=== Material provided ===
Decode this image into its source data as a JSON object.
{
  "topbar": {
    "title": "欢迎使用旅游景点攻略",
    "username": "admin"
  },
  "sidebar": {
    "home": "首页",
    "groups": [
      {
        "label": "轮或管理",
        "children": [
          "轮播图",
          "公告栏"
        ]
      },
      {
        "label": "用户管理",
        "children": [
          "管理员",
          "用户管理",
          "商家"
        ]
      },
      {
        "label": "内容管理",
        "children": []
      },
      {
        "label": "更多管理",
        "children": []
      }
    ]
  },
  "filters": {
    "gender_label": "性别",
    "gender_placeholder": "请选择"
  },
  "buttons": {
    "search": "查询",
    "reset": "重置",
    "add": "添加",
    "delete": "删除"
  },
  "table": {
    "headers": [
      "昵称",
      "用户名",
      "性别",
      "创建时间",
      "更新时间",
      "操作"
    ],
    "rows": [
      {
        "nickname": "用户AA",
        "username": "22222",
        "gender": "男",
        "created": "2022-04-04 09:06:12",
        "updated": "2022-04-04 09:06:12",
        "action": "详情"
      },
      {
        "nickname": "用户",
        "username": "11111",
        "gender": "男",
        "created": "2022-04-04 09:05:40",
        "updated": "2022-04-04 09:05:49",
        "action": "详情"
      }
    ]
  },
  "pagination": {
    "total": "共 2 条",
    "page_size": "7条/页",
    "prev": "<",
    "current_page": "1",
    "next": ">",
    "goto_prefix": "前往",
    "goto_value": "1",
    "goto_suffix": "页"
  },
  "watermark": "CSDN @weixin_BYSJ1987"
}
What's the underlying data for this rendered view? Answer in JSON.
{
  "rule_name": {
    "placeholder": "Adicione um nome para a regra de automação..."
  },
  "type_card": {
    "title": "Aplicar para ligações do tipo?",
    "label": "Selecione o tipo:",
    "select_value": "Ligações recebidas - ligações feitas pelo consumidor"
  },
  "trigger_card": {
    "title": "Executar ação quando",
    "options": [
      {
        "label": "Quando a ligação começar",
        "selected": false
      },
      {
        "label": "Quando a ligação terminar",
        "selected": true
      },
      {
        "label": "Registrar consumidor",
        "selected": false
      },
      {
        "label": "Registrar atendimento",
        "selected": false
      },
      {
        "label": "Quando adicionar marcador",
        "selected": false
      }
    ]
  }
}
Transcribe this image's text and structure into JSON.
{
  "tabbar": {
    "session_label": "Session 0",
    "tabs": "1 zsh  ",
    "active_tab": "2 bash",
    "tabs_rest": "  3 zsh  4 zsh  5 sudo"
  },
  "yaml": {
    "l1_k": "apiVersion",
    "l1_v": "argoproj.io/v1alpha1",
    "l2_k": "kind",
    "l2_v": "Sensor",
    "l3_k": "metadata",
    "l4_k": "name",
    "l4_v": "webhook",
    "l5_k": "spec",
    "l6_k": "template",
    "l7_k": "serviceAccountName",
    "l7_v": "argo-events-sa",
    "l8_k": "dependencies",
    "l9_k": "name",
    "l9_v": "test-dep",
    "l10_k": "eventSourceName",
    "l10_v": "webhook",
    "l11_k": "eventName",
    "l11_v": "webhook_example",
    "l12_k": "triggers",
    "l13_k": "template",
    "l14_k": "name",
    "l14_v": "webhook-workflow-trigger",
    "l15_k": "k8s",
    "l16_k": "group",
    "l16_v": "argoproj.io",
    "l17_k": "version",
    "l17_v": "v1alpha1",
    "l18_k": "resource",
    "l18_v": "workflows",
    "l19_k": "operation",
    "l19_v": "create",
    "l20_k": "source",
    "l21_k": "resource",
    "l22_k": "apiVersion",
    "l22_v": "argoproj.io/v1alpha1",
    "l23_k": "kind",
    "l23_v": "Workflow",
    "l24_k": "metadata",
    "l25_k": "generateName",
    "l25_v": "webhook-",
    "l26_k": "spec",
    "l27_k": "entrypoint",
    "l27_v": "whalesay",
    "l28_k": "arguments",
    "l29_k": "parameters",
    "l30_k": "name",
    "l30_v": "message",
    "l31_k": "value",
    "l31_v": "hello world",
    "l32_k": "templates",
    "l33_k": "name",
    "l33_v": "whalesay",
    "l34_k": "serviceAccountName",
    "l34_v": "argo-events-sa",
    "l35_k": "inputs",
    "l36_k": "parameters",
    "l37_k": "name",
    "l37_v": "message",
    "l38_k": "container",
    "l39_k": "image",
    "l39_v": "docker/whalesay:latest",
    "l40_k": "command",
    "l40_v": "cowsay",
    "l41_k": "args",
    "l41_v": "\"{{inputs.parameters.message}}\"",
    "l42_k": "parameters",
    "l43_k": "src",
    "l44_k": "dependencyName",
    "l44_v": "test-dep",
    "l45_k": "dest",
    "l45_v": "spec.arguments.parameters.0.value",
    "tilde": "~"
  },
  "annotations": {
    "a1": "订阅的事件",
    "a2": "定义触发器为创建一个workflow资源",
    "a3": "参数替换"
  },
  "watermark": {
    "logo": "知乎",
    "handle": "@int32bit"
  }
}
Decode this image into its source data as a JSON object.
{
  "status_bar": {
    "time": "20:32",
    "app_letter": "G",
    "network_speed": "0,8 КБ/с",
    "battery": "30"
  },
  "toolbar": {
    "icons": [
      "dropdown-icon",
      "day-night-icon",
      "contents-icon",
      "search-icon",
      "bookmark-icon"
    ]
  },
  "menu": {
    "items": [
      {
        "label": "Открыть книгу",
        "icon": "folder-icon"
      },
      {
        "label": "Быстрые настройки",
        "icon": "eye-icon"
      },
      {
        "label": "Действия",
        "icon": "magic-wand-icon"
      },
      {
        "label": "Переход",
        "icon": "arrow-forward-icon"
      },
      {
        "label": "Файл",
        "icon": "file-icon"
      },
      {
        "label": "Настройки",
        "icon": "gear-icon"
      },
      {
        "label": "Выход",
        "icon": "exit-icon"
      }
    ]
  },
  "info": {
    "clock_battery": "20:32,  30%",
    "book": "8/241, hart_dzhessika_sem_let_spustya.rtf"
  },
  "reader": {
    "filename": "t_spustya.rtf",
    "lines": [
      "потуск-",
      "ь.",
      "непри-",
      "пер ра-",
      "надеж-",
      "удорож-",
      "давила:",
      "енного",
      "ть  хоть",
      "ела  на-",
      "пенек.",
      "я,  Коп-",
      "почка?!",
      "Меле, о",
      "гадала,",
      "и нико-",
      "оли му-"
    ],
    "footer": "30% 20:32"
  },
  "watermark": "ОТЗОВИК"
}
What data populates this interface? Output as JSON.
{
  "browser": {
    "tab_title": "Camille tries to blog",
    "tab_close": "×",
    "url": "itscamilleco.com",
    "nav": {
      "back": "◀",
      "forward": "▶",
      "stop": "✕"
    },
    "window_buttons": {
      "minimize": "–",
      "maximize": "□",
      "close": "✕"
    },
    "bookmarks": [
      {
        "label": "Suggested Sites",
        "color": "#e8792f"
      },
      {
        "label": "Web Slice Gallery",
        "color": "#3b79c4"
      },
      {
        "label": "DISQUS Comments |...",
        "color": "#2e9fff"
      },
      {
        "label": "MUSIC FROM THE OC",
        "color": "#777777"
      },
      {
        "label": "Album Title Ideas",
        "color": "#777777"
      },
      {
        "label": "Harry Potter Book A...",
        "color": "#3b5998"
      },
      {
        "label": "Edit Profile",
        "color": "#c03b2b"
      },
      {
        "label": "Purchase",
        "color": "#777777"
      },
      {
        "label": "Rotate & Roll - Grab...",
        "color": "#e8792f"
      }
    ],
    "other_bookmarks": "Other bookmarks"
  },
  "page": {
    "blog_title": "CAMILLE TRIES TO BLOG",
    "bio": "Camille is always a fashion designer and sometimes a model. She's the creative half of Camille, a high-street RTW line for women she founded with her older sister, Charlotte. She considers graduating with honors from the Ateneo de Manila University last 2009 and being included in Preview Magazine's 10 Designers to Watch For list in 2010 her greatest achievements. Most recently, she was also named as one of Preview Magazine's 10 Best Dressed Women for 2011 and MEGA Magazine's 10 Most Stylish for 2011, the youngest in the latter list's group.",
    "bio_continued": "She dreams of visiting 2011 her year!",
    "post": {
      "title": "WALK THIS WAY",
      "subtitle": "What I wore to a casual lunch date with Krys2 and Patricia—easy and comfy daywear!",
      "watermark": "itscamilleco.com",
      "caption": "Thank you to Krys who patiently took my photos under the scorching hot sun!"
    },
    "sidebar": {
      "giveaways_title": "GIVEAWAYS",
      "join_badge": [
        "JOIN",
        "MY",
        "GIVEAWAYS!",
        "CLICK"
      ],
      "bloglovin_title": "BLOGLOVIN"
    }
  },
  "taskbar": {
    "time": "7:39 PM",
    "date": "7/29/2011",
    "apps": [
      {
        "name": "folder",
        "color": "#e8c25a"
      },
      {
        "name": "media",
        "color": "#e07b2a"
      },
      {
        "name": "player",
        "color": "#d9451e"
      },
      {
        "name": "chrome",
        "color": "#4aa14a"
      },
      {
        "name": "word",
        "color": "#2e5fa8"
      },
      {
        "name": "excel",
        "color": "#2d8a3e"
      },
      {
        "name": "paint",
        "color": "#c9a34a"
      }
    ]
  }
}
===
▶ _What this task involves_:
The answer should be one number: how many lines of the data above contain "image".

▶ _Your response_:
4